Navigate to News section

ISM Activist Murdered By Palestinians Shows Double Standard

The death of pro-Palestinian activist Vittorio Arrigoni

Adam Chandler
September 19, 2012
A Mural Depicting Italian Activist Vittorio Arrigoni in Gaza City(Mahmud Hams/AFP)

A Mural Depicting Italian Activist Vittorio Arrigoni in Gaza City(Mahmud Hams/AFP)

On Monday, a Hamas military court convicted four men in the kidnapping and murder of pro-Palestinian activist Vittorio Arrigoni. If your allergies were flaring up at all yesterday, then you might have blinked and missed the coverage of the trial, it was buried in a 150-word capsule on page 8 of the New York Times. The outcome was reported elsewhere, but with similar economy.

Arrigoni, who was a leader in the International Solidarity Movement (ISM), was abducted in 2011 by Palestinian terrorists, videotaped and held for ransom in an attempt to press Hamas in Gaza to release an imprisoned leader of a rival group, and eventually murdered before the deadline even passed. His death was met with condemnation from various Palestinian groups including Hamas–with whom Arrigoni had reportedly aligned. Arrigoni’s death also made him the subject of a number of tributes, highlighting his quest to bring a peaceful solution to the Palestinian-Israeli Conflict. At the time, Noah Pollak, executive director of the Emergency Committee for Israel, begged to differ:

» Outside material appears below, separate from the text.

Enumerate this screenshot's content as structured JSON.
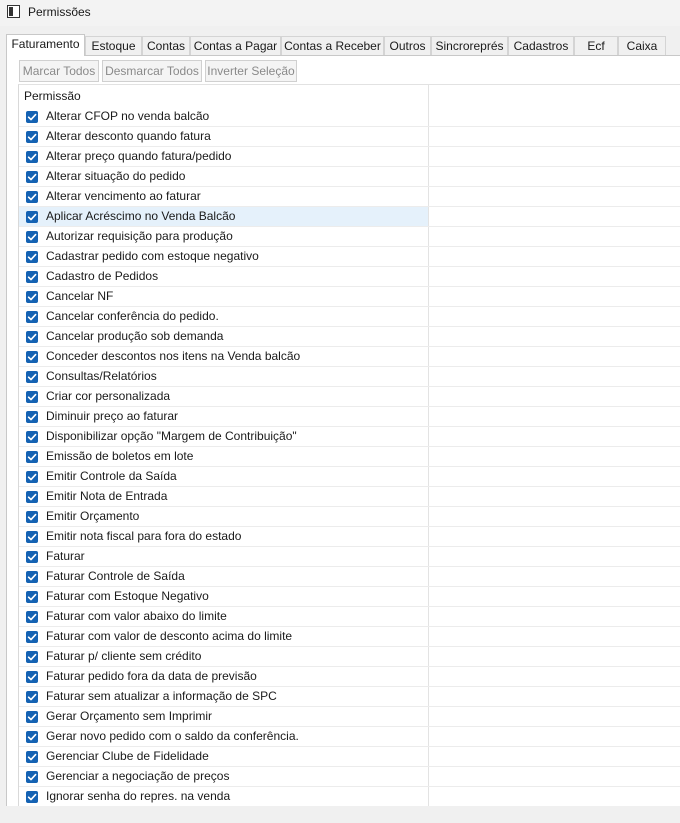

“Arrigoni devoted himself to helping Hamas try to destroy Israel. He was a warmonger, an anti-Semite and a supporter of the repression of Palestinians under terrorist rule in Gaza. The attempt by anti-Israel activists to portray him as a crusader for peace or human rights is nothing less than Orwellian.”

The news of the Arrigoni verdict threw the end of last month’s case against the Israel Defense Forces in the death of ISM activist Rachel Corrie into sharp relief. The verdict in the Corrie trial–which exonerated the IDF of wrongdoing–was front page news across the world, garnering some 950 words of initial reportage on A1 of the Times, as well as a number of follow ups and opinion pieces in media outlets around the globe. Outrage ran wild.

So why the relative silence for Arrigoni, who, unlike Corrie, was obviously and brutally murdered? Where are the off-Broadway plays and poems and paintings? There are some clear factors stunting the media uproar–Arrigoni wasn’t American and the timing of his death–but none of these make the circumstances of his death–now confirmed by a Hamas court of all adjudicators–any less outrageous.

Leading up to and following the Corrie verdict, the ISM website devoted several entries to the case, drawing attention to the news coverage, highlighting the perceived injustice of the trial, and again accusing the IDF of cold-blooded murder. In the days before and after the verdict in the Arrigoni case, there hasn’t been anything posted and, perhaps more telling, from reading the tributes to Arrigoni on the ISM site and elsewhere, one would think he died of natural causes and not at the hands of Islamic fundamentalists. In many ways, this is emblematic of all the deaths that seem to come more cheaply when a Jew is not to blame.

Adam Chandler was previously a staff writer at Tablet. His work has appeared in the New York Times, the Wall Street Journal, the Atlantic, Slate, Esquire, New York, and elsewhere. He tweets @allmychandler.

Support Our Podcasts

In addition to Unorthodox, the world’s No. 1 Jewish podcast, and Take One, our daily Talmud meditation, we’re hard at work on exciting new Jewish audio series.